▶ **Assignment**: In the material below, find each line holding the string "System" and copy it.
*** Opening of Records shown ***
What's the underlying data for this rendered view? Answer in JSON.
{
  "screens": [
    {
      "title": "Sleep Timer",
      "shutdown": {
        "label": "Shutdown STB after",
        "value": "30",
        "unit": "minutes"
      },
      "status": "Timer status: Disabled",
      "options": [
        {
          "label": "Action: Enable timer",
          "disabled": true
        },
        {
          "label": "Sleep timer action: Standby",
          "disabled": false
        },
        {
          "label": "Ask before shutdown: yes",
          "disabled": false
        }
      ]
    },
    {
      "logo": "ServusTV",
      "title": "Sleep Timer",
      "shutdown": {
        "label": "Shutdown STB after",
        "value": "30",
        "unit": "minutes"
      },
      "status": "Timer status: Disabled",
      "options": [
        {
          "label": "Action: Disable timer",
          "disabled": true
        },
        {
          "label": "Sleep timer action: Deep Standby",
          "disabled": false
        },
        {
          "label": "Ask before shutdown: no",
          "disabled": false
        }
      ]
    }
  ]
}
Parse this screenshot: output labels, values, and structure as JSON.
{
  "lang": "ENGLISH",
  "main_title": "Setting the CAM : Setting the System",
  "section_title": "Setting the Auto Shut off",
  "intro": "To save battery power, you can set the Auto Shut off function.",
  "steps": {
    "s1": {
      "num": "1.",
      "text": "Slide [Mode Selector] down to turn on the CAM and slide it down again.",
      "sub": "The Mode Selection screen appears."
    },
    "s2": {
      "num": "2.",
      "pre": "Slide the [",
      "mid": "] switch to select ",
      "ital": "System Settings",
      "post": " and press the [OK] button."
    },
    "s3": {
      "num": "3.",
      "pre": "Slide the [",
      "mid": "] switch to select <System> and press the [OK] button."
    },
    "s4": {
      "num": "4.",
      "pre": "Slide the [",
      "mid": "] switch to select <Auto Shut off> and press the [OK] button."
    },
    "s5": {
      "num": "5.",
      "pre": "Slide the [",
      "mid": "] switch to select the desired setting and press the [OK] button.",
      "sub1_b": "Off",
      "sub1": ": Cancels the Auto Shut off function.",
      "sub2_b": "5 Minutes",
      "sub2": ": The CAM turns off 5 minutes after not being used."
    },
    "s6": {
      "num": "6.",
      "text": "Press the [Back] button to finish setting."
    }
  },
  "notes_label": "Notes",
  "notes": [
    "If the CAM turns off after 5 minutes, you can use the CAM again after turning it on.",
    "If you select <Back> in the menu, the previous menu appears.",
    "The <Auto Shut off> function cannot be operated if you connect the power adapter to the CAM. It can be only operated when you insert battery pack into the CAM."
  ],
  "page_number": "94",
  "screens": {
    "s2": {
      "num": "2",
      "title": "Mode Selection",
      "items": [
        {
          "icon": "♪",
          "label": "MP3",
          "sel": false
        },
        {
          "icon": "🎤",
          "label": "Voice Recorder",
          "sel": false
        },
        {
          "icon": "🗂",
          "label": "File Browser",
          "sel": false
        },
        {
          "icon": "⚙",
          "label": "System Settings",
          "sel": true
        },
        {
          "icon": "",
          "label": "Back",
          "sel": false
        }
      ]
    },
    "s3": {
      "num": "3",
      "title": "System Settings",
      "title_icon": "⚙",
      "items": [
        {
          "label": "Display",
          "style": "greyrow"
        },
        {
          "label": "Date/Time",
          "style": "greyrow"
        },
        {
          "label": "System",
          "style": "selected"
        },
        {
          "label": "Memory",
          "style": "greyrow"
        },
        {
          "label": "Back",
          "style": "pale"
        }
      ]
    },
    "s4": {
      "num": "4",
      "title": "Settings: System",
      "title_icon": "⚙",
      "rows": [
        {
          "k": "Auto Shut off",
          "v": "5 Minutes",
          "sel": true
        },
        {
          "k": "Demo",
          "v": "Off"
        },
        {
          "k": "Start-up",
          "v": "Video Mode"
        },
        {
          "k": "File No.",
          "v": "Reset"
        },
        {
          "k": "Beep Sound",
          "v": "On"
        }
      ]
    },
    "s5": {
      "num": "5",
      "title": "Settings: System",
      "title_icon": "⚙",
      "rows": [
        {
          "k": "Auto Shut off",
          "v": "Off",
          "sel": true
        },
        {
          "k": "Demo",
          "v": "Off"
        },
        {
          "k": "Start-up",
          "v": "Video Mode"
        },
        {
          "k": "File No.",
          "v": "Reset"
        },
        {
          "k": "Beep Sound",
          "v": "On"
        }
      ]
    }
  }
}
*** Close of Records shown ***
▶ **Answer to the problem**:
  "main_title": "Setting the CAM : Setting the System",
      "ital": "System Settings",
      "mid": "] switch to select <System> and press the [OK] button."
          "label": "System Settings",
      "title": "System Settings",
          "label": "System",
      "title": "Settings: System",
      "title": "Settings: System",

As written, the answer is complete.